Colonialism, Ethnicity and War in Angola
Making a fresh contribution to our understanding of the history of Angola, this book explores the impact of social, political and economic change upon the largest ethnic group of the country, the Ovimbundu.
Based on extensive fieldwork conducted in Angola, including oral testimonies and life stories, participant-observation, and archival materials, this book shifts the viewpoint from the colonial enterprise, international politics and ideological alignments to focus on African experiences and responses. The author analyses the transformations introduced by Christianity and colonialisation and how they contributed to politicised modern notions of ethnic identity, creating communal imaginaries that began manifesting during Angolan’s anti-colonial war. He then explains how the weaving of this ethno-political landscape assisted UNITA’s mobilisation of significant parts of the Ovimbundu during the civil-war, essentially deepening popular belief in the axiom Ovimbundu-UNITA, and how the latter created a national imaginary that echoed social anxieties and moral discourses. The book then explores the links between ethnicity, politics and war on the quality of post-war citizenship in Angola, particularly on people’s integration in the citizenry or marginalisation from it.
Articulating a reading of ethnicity that connects high politics and elite based explanations with how ordinary people feel and discuss ethnicity, politics and citizenship, this book will be of interest to scholars of African history and politics, as well as ethnicity and nationalism.
Introduction 1. Christianity, ethnicity and modernity 2. Colonialism, Ethnicity and Modernity 3, The Ovimbundu and the Liberation War 4. Ovimbundu Political Ethnicity 5., Ethnicity and Post-war Citizenship Conclusion

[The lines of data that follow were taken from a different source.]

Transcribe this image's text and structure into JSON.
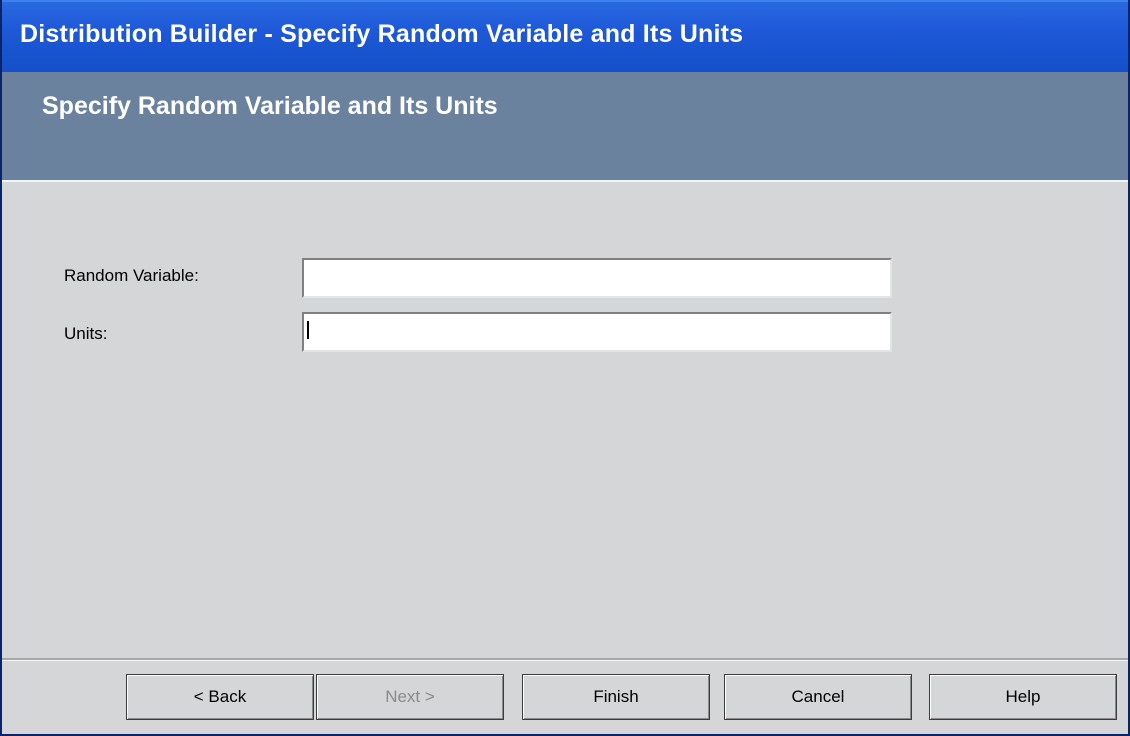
{
  "window": {
    "title": "Distribution Builder - Specify Random Variable and Its Units"
  },
  "header": {
    "title": "Specify Random Variable and Its Units"
  },
  "form": {
    "random_variable": {
      "label": "Random Variable:",
      "value": ""
    },
    "units": {
      "label": "Units:",
      "value": ""
    }
  },
  "buttons": {
    "back": "< Back",
    "next": "Next >",
    "finish": "Finish",
    "cancel": "Cancel",
    "help": "Help"
  },
  "colors": {
    "title_bar": "#1e58d8",
    "header_band": "#6a829e",
    "dialog_background": "#d4d6d8"
  }
}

“Vasco Martins’s Colonialism, Ethnicity and War in Angola invites us to reflect on an inconvenient subject in Angola: the role of ethnicity in the historical, political, social, and economic processes that created Ovimbundu identity. Beyond colonial history in the Central Plateau, the book analyzes the entanglements between ethnicity and the political party UNITA (União Nacional para a Independência Total de Angola/National Union for the Total Independence of Angola) and between ethnicity and citizenship in the present. The author is explicit throughout the book about the taboos surrounding ethnicity, UNITA, the Ovimbundu, the political instrumentalization of identities, and finally, the marginalization of ethnic groups in Angola. […] This is a book that sets a novel agenda for future research, not only on the mobilization and politicization of ethnicity but also on the new history and the new chapters of UNITA’s strategies, elites, and reconfigurations following the election of Adalberto Costa Júnior as president of UNITA in 2019.”
Ana Lucia Sá, University Institute of Lisbon (ISCTE-IUL), Portugal, for H-Luso-Africa